In July of last year, Apple made a huge commitment to take its entire operation carbon neutral by 2030. Apple emitted 25.1 million metric tons of CO2 in 2019, 76% of which comes from the manufacturing of its products. In March the company announced that 110 of its suppliers had committed to making the shift to renewable energy, a move that will save 15 million tons of CO2 each year, a massive portion of Apple's aforementioned overall footprint.

Stephen Warwick
News Editor
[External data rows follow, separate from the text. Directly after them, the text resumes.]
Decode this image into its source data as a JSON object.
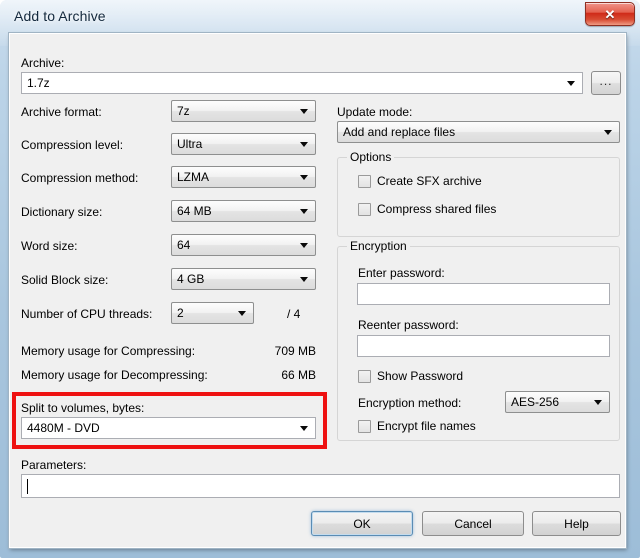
{
  "window": {
    "title": "Add to Archive",
    "close_glyph": "✕",
    "close_icon_name": "close-icon"
  },
  "archive": {
    "label": "Archive:",
    "value": "1.7z",
    "browse_label": "..."
  },
  "left_column": {
    "archive_format": {
      "label": "Archive format:",
      "value": "7z"
    },
    "compression_level": {
      "label": "Compression level:",
      "value": "Ultra"
    },
    "compression_method": {
      "label": "Compression method:",
      "value": "LZMA"
    },
    "dictionary_size": {
      "label": "Dictionary size:",
      "value": "64 MB"
    },
    "word_size": {
      "label": "Word size:",
      "value": "64"
    },
    "solid_block_size": {
      "label": "Solid Block size:",
      "value": "4 GB"
    },
    "cpu_threads": {
      "label": "Number of CPU threads:",
      "value": "2",
      "suffix": "/ 4"
    },
    "memory_compressing": {
      "label": "Memory usage for Compressing:",
      "value": "709 MB"
    },
    "memory_decompressing": {
      "label": "Memory usage for Decompressing:",
      "value": "66 MB"
    },
    "split_to_volumes": {
      "label": "Split to volumes, bytes:",
      "value": "4480M - DVD"
    },
    "parameters": {
      "label": "Parameters:",
      "value": ""
    }
  },
  "right_column": {
    "update_mode": {
      "label": "Update mode:",
      "value": "Add and replace files"
    },
    "options": {
      "title": "Options",
      "create_sfx": {
        "label": "Create SFX archive",
        "checked": false
      },
      "compress_shared": {
        "label": "Compress shared files",
        "checked": false
      }
    },
    "encryption": {
      "title": "Encryption",
      "enter_password": {
        "label": "Enter password:",
        "value": ""
      },
      "reenter_password": {
        "label": "Reenter password:",
        "value": ""
      },
      "show_password": {
        "label": "Show Password",
        "checked": false
      },
      "encryption_method": {
        "label": "Encryption method:",
        "value": "AES-256"
      },
      "encrypt_file_names": {
        "label": "Encrypt file names",
        "checked": false
      }
    }
  },
  "buttons": {
    "ok": "OK",
    "cancel": "Cancel",
    "help": "Help"
  },
  "annotation": {
    "color": "#ee1111",
    "target": "split-to-volumes-group"
  }
}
Stephen Warwick has written about Apple for five years at iMore and previously elsewhere. He covers all of iMore's latest breaking news regarding all of Apple's products and services, both hardware and software. Stephen has interviewed industry experts in a range of fields including finance, litigation, security, and more. He also specializes in curating and reviewing audio hardware and has experience beyond journalism in sound engineering, production, and design.

Before becoming a writer Stephen studied Ancient History at University and also worked at Apple for more than two years. Stephen is also a host on the iMore show, a weekly podcast recorded live that discusses the latest in breaking Apple news, as well as featuring fun trivia about all things Apple. Follow him on Twitter @stephenwarwick9